In contrast, one of our seniors walks carefully one foot before the other, trailing her hand along the wall.

Transitional movement transfers us from one place to another. A toddler must learn to make that transference while keeping his balance. As he lifts his back foot leaning toward forward motion, he is unbalanced. If his concentration falters, his heavily diapered bottom stays aloft only as long as he hesitates, then falls.

The present slips so quickly from future to past. Whatever our movement, it helps our balance as we transition if we give our full attention to what we are doing in the moment. Then we can look back and appreciate that we were fully involved in our life. Not merely spending time.

Tuesday, July 1, 2014

Mindful Living

As I’m writing this, it’s a blue sky, cool morning in Washington. The fog of winter months has evaporated into joyous clear air of summer opening our vista across the bay and to the distant mountains on the Canadian border. The sparrows and finches flutter at each other above the feeder before settling to take turns. Early swallows feed on the wing.

And as I observe the activities of a natural world, I ask myself, what do I do without thinking about it, without due process but move on automatic pilot? What would change if I focused on the elements of a task, just for a few specks of time, to observe them as a child who is first learning?

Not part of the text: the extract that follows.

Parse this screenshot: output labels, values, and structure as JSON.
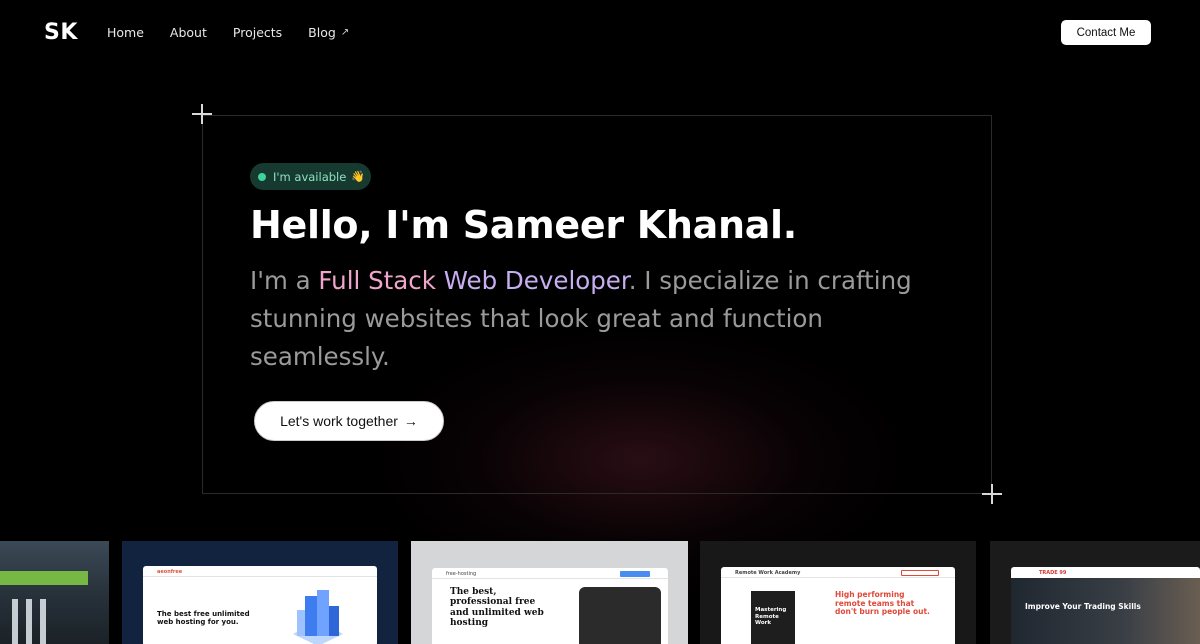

The energies around me change their intensity, ebb and flow like the tide washing higher on the beach, hiding the small creatures busy finding food and avoiding becoming a meal. Energies that collect the fragments of me into a vessel to be of use. My energies also change as demands are placed on me by others or I decide that something has become necessary rather than optional.

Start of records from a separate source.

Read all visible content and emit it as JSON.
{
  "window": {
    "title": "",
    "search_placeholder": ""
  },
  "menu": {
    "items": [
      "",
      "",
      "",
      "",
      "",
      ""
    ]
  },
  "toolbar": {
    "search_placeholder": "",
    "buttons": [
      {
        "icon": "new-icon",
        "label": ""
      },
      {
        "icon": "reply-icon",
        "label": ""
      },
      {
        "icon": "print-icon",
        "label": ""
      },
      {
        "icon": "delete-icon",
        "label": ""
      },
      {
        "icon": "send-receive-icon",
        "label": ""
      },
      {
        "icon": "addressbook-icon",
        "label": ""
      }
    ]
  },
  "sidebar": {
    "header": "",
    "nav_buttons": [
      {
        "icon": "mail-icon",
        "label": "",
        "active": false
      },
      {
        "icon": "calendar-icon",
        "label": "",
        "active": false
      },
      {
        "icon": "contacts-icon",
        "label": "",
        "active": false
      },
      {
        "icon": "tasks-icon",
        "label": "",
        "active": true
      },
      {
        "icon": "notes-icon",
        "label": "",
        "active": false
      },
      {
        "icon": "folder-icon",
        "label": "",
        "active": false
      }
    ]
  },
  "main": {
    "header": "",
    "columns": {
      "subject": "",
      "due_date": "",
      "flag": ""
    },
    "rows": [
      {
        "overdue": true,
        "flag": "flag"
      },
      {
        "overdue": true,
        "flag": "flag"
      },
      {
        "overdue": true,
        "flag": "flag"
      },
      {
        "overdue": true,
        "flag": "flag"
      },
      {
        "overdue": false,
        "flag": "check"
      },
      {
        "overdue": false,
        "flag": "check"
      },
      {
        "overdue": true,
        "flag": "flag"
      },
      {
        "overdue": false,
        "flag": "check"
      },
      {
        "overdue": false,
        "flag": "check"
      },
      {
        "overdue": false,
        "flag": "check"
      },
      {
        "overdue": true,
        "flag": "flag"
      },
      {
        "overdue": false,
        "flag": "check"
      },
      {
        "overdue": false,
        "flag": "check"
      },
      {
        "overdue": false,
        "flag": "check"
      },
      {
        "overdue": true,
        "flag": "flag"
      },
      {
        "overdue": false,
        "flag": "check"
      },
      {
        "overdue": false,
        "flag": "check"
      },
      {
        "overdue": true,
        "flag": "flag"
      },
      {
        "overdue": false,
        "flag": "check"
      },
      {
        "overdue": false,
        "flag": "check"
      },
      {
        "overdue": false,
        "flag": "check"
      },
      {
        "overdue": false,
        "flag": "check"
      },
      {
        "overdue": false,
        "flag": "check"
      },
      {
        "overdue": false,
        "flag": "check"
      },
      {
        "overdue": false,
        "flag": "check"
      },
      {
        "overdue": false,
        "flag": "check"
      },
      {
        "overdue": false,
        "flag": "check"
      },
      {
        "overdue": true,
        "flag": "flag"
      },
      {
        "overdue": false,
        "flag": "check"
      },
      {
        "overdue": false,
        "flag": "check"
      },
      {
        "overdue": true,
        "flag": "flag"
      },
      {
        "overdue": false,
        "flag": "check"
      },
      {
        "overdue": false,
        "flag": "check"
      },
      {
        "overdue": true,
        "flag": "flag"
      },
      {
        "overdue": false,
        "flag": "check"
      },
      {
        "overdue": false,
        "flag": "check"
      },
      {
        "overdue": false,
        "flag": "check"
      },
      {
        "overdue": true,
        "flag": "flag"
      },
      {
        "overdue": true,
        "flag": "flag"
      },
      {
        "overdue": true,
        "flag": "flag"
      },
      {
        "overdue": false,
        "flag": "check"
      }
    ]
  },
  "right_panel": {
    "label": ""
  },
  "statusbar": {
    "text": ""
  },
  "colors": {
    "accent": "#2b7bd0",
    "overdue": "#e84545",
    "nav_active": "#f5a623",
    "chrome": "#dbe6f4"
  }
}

Attempting rootedness in the moment frustrates me because as soon as I breathe in the moment, I must exhale and that chosen space of time has evaporated as quickly as fog. As much as I want to stay, my mental list of wonderful potential pulls me away, like walking an unruly puppy.

But I am grateful for the moment, for each breath as I take a last turn through our residents’ rooms, observing them sleep, the rise and fall of their blankets. I failed them in small ways through lack of energy or distraction. But also today I paused to glance out the front window to observe the hummingbird flit around the purple glass flame on its pole; I mindfully listened to the frustrated silence of people who have no choice but to internalize rather than risk garbled speech. We created moments of joy feeding our people with our their favorite food, hugs and conversation.

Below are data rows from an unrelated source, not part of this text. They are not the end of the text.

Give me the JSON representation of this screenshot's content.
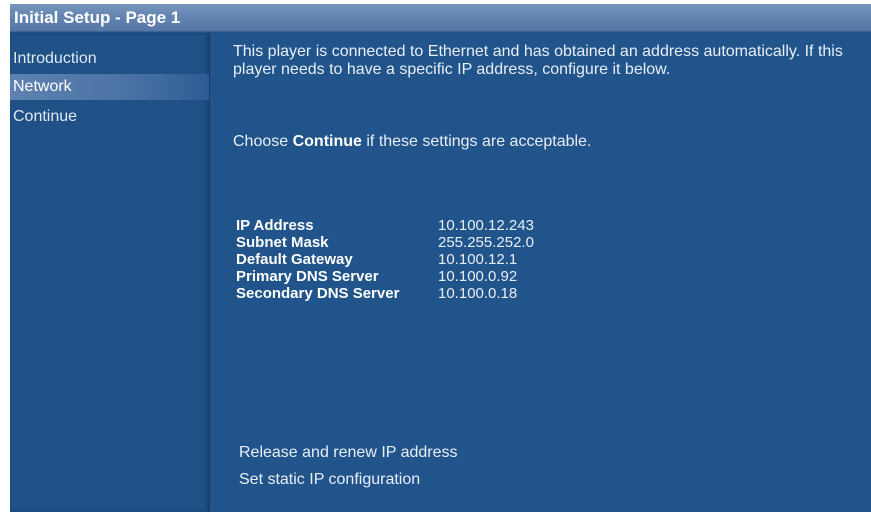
{
  "window": {
    "title": "Initial Setup - Page 1"
  },
  "sidebar": {
    "items": [
      {
        "label": "Introduction",
        "selected": false
      },
      {
        "label": "Network",
        "selected": true
      },
      {
        "label": "Continue",
        "selected": false
      }
    ]
  },
  "main": {
    "intro_text": "This player is connected to Ethernet and has obtained an address automatically. If this player needs to have a specific IP address, configure it below.",
    "choose_prefix": "Choose ",
    "choose_bold": "Continue",
    "choose_suffix": " if these settings are acceptable.",
    "network": [
      {
        "label": "IP Address",
        "value": "10.100.12.243"
      },
      {
        "label": "Subnet Mask",
        "value": "255.255.252.0"
      },
      {
        "label": "Default Gateway",
        "value": "10.100.12.1"
      },
      {
        "label": "Primary DNS Server",
        "value": "10.100.0.92"
      },
      {
        "label": "Secondary DNS Server",
        "value": "10.100.0.18"
      }
    ],
    "actions": {
      "release_renew": "Release and renew IP address",
      "set_static": "Set static IP configuration"
    }
  },
  "colors": {
    "background": "#21548a",
    "title_bar": "#6485b2",
    "selected_item": "#4a72a4",
    "text": "#e8eef6"
  }
}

And I pause, mindful that I live as fully and with as much presence as I can manage at any given interval in my life. At the end of the day, that must be my peace.